Records supplied
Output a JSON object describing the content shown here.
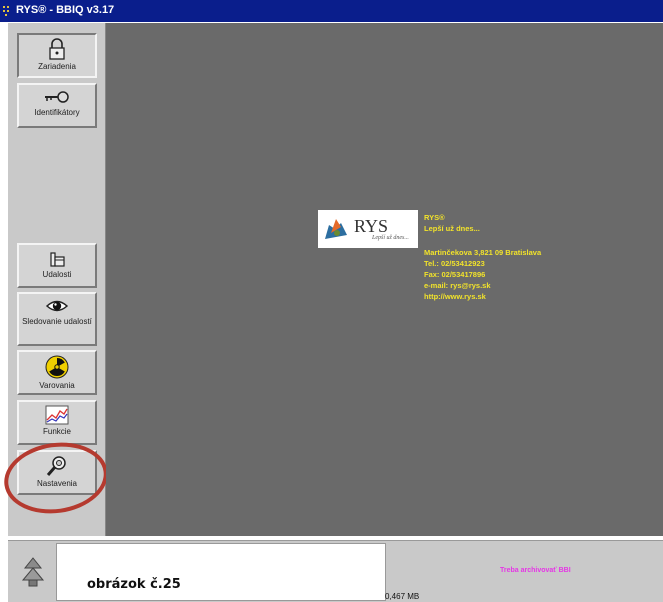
{
  "window": {
    "title": "RYS® - BBIQ v3.17"
  },
  "sidebar": {
    "buttons": [
      {
        "label": "Zariadenia",
        "icon": "padlock-icon"
      },
      {
        "label": "Identifikátory",
        "icon": "key-icon"
      },
      {
        "label": "Udalosti",
        "icon": "hand-icon"
      },
      {
        "label": "Sledovanie udalostí",
        "icon": "eye-icon"
      },
      {
        "label": "Varovania",
        "icon": "radiation-icon"
      },
      {
        "label": "Funkcie",
        "icon": "chart-icon"
      },
      {
        "label": "Nastavenia",
        "icon": "wrench-icon"
      }
    ]
  },
  "splash": {
    "logo_text": "RYS",
    "logo_slogan": "Lepší už dnes...",
    "company": "RYS®",
    "slogan": "Lepší už dnes...",
    "address": "Martinčekova 3,821 09 Bratislava",
    "tel": "Tel.: 02/53412923",
    "fax": "Fax: 02/53417896",
    "email": "e-mail: rys@rys.sk",
    "web": "http://www.rys.sk"
  },
  "status": {
    "caption": "obrázok č.25",
    "archive_message": "Treba archivovať BBI",
    "size": "0,467 MB"
  },
  "colors": {
    "titlebar": "#0a1e8c",
    "info_text": "#f2e32a",
    "archive_text": "#e536e5",
    "highlight_circle": "#b53a2f"
  }
}
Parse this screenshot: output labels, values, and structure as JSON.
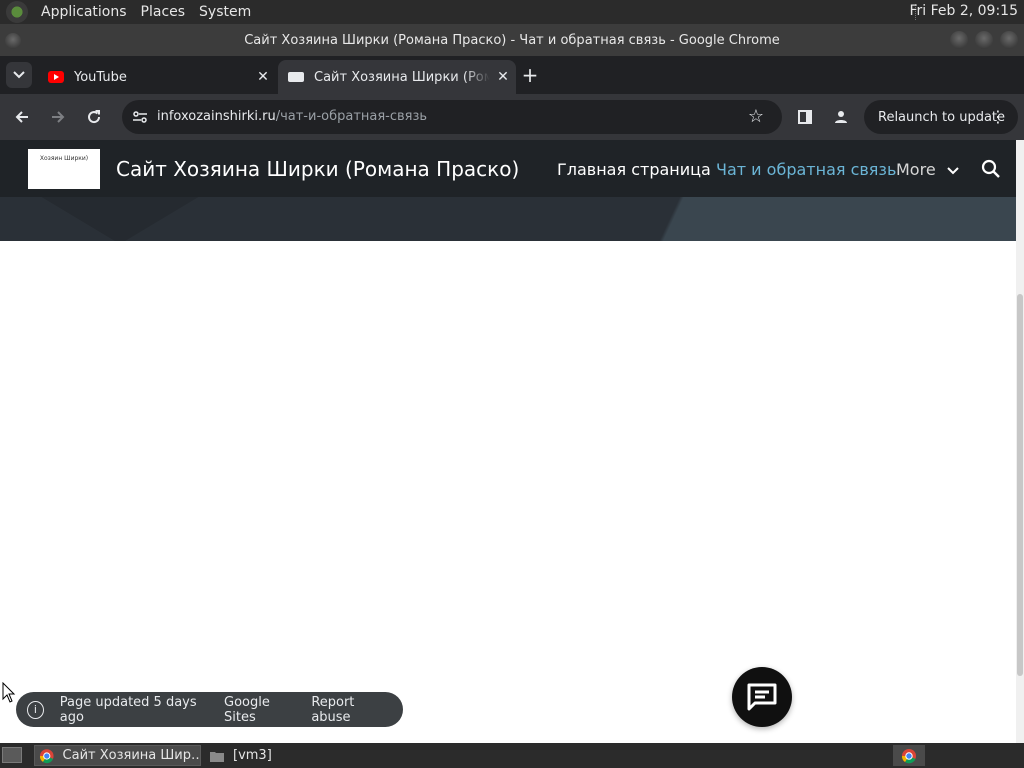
{
  "top_panel": {
    "menus": [
      "Applications",
      "Places",
      "System"
    ],
    "clock": "Fri Feb  2, 09:15"
  },
  "window": {
    "title": "Сайт Хозяина Ширки (Романа Праско) - Чат и обратная связь - Google Chrome"
  },
  "tabs": [
    {
      "title": "YouTube",
      "favicon": "youtube-icon",
      "close": "✕"
    },
    {
      "title": "Сайт Хозяина Ширки (Романа Праско)",
      "favicon": "page-icon",
      "close": "✕"
    }
  ],
  "toolbar": {
    "url_host": "infoxozainshirki.ru",
    "url_path": "/чат-и-обратная-связь",
    "relaunch_label": "Relaunch to update"
  },
  "site": {
    "logo_text": "Хозяин Ширки)",
    "title": "Сайт Хозяина Ширки (Романа Праско)",
    "nav": [
      {
        "label": "Главная страница",
        "active": false
      },
      {
        "label": "Чат и обратная связь",
        "active": true
      },
      {
        "label": "More",
        "active": false
      }
    ],
    "accent_color": "#6bb5d6"
  },
  "footer": {
    "updated": "Page updated 5 days ago",
    "google_sites": "Google Sites",
    "report_abuse": "Report abuse"
  },
  "taskbar": {
    "items": [
      {
        "label": "Сайт Хозяина Шир…",
        "icon": "chrome-icon"
      },
      {
        "label": "[vm3]",
        "icon": "folder-icon"
      }
    ]
  }
}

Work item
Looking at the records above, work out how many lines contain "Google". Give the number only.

Task solution
2